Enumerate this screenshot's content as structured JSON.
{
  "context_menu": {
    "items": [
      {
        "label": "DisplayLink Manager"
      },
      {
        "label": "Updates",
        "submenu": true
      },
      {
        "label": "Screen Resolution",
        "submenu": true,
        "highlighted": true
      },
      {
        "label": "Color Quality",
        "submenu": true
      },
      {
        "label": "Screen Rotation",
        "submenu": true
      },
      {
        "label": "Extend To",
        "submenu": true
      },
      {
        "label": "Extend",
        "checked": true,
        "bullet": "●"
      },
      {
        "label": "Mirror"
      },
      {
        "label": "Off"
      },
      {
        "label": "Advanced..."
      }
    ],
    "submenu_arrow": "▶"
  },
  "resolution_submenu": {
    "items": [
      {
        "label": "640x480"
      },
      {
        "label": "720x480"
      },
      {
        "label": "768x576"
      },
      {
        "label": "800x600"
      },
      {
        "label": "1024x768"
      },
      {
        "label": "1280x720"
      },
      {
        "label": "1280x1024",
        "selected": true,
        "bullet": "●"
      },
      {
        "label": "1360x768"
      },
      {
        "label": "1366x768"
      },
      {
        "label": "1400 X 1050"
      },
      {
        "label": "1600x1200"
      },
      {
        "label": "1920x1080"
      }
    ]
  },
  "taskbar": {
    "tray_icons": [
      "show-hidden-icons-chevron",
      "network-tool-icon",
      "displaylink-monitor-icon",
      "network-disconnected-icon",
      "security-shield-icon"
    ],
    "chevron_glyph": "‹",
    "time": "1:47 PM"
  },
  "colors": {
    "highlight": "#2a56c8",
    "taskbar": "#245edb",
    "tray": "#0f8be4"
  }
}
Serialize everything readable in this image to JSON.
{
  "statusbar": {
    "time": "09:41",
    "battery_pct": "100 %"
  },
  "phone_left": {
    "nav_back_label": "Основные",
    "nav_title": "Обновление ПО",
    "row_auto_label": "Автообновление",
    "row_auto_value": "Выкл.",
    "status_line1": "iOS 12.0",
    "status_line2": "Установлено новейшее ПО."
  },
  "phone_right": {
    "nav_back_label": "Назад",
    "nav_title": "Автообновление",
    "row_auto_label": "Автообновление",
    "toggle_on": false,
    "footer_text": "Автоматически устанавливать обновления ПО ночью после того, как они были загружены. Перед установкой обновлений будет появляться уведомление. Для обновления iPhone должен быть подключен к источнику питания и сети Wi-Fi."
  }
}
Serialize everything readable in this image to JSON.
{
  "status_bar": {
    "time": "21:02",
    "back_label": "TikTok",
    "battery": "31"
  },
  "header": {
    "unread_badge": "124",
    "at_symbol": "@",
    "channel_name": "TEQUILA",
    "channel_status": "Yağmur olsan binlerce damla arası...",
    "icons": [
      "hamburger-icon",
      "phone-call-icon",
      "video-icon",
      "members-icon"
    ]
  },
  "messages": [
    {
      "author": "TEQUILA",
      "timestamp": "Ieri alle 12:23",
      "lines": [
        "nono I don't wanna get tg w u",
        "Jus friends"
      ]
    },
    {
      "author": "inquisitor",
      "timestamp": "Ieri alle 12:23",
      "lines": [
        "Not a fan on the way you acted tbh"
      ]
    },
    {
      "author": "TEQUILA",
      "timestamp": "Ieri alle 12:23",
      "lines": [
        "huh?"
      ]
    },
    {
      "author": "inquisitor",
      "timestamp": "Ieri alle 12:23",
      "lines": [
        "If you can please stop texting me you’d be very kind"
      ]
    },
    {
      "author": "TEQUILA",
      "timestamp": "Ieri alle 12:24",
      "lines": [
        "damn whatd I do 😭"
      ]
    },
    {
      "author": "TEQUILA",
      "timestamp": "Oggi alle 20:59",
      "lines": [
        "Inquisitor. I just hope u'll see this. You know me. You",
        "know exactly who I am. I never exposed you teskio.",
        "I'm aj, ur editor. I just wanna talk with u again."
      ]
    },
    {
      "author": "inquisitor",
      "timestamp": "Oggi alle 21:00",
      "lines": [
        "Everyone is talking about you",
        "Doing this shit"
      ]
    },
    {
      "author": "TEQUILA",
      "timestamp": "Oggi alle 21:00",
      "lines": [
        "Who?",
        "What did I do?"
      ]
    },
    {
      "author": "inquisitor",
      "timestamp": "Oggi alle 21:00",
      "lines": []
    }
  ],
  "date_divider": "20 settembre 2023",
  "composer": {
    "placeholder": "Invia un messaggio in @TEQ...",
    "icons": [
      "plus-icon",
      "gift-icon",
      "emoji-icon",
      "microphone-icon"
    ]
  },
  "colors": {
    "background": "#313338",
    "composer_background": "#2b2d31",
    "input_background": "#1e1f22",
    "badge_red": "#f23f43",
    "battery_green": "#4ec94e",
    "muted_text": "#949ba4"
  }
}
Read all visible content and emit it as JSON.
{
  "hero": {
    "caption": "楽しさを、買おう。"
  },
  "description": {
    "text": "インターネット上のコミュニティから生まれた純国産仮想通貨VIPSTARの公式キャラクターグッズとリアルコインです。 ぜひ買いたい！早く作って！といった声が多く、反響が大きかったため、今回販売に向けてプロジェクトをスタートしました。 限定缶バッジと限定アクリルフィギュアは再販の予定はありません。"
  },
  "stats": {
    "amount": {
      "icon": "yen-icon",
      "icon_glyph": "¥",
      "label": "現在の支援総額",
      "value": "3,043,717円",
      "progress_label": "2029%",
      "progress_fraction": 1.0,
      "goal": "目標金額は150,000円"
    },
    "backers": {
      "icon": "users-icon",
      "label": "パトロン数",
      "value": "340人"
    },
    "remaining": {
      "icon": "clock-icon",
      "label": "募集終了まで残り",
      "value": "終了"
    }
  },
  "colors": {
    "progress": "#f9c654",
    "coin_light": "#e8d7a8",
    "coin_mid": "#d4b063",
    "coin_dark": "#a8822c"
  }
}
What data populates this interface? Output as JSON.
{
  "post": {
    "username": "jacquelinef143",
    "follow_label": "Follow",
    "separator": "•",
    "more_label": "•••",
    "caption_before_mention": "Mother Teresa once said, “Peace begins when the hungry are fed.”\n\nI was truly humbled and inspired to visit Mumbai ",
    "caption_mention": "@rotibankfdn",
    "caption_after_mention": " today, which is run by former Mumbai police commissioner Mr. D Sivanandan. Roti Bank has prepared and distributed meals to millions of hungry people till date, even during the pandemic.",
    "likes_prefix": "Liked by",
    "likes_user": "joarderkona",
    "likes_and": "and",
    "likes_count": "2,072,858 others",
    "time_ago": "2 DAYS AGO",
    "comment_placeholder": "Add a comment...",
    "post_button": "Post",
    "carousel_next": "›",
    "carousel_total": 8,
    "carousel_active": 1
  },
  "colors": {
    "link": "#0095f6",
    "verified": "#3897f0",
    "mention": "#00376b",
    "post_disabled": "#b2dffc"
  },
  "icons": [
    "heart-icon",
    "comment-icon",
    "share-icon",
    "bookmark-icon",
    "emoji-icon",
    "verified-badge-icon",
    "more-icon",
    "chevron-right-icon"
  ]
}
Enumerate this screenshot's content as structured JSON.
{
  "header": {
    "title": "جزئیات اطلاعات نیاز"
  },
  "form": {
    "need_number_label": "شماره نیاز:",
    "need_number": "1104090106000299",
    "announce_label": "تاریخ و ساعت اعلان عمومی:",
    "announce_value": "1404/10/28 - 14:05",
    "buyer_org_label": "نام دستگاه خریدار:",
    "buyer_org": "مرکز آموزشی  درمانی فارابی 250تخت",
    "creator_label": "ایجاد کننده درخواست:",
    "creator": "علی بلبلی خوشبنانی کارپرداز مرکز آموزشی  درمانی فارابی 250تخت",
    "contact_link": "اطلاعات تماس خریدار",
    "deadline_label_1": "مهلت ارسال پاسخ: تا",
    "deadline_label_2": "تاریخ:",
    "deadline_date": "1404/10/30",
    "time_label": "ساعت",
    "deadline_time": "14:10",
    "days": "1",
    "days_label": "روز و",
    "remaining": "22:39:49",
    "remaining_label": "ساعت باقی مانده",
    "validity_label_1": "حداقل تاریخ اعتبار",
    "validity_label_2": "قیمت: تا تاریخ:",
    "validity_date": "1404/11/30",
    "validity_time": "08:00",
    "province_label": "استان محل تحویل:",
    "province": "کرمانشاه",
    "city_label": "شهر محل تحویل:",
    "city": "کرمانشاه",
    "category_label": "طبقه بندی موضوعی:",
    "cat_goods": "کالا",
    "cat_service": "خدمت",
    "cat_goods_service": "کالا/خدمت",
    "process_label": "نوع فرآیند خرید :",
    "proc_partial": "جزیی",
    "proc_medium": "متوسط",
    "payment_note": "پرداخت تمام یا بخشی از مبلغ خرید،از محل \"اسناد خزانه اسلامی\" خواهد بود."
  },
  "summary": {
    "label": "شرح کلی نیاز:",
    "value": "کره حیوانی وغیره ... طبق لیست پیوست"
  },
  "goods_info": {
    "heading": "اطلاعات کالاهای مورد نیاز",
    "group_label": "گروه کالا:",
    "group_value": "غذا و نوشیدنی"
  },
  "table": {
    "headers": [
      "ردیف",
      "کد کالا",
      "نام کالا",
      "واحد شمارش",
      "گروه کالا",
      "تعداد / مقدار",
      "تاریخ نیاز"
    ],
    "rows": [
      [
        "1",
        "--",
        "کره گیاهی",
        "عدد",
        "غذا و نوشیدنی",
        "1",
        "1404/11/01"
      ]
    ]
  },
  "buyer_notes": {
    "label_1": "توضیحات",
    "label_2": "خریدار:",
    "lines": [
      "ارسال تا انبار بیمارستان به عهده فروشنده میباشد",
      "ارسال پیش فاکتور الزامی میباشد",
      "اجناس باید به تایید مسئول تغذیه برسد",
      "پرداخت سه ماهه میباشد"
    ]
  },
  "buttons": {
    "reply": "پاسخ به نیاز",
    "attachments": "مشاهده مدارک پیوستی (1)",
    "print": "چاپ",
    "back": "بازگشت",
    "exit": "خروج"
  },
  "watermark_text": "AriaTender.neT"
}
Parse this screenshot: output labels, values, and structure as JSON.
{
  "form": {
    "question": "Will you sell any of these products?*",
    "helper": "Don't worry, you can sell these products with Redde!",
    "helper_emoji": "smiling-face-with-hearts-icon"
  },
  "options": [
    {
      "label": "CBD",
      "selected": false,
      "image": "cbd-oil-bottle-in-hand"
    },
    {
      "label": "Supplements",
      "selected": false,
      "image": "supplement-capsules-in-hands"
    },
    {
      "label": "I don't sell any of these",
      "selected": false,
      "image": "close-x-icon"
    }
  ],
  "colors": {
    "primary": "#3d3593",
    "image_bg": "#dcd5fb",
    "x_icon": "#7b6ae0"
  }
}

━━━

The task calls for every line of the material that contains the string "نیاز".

    "title": "جزئیات اطلاعات نیاز"
    "need_number_label": "شماره نیاز:",
    "label": "شرح کلی نیاز:",
    "heading": "اطلاعات کالاهای مورد نیاز",
      "تاریخ نیاز"
    "reply": "پاسخ به نیاز",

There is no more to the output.